Water Week starts with calls for better urban water

Office of Naval Research taking on challenges of unmanned underwater vehicles

Soft Coral Builds Strong Reefs

Model shows polar ice caps can recover from warmer climate-induced melting

Research finds Greenland glacier melting faster than expected

UCI researchers chart long-shrouded glacial reaches of Antarctica

Polar climate change may lead to ecological change

Toxic vinegar suspected of killing 11 in China

Nitrogen in the soil cleans the air

Water crisis, population surge prompt rethink on food: UN

Gunmen threaten sister of killed Amazon activist: lawyer

Hurricane Irene bears down on Dom. Republic, Haiti

Harvey bears down on Belize

Tsunami observed by radar

Heavy rain kills seven, wrecks property in Niger

Guinea-Bissau says military reform requires funding

Mystery fire fuels Zimbabwe power struggle

Top Zimbabwe military officer killed in blaze

Zimbabwe powerbroker, ex-defence chief Mujuru dies in blaze

Study: Human ancestors early seafarers

Narcissism may benefit the young, researchers report; but older adults? Not so much

Study: Some are born with math ability

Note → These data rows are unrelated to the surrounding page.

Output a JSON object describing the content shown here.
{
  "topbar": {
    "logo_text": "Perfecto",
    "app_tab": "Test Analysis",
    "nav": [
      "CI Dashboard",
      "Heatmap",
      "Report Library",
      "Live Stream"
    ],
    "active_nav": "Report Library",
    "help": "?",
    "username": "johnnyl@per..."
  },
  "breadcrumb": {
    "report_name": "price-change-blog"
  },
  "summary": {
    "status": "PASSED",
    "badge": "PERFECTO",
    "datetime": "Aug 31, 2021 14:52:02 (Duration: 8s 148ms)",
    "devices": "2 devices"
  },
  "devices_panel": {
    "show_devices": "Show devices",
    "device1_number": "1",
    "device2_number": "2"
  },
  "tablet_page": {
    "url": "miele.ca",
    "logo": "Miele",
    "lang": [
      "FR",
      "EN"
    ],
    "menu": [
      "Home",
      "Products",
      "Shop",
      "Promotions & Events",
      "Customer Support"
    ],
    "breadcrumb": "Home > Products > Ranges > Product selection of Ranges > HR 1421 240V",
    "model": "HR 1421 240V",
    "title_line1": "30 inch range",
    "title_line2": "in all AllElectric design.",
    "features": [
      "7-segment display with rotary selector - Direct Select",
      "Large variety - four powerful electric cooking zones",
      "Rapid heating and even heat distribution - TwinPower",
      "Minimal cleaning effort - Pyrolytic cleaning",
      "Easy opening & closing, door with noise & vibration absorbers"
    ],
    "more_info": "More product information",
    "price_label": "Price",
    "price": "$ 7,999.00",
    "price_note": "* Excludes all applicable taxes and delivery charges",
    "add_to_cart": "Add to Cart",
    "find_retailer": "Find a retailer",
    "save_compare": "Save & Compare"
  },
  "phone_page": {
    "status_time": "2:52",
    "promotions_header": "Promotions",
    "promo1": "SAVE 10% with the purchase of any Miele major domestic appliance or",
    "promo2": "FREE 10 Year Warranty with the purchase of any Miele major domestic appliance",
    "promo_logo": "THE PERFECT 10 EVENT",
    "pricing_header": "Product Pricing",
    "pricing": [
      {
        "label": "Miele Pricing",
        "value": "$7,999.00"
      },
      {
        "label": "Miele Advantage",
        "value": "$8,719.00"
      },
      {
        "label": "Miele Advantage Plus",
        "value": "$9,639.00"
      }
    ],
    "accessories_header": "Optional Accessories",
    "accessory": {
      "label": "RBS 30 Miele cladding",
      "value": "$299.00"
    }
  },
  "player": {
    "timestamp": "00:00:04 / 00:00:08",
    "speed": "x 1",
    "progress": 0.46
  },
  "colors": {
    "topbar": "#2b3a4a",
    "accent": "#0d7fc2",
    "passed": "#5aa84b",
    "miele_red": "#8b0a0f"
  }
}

Six Million Years of African Savanna

Memory Foam Mattress Review
Newsletters :: SpaceDaily Express :: SpaceWar Express :: TerraDaily Express :: Energy Daily
XML Feeds :: Space News :: Earth News :: War News :: Solar Energy News

The content herein, unless otherwise known to be public domain, are Copyright 1995-2011 - Space Media Network. AFP and UPI Wire Stories are copyright Agence France-Presse and United Press International. ESA Portal Reports are copyright European Space Agency. All NASA sourced material is public domain. Additional copyrights may apply in whole or part to other bona fide parties. Advertising does not imply endorsement,agreement or approval of any opinions, statements or information provided by Space Media Network on any Web page published or hosted by Space Media Network. Privacy Statement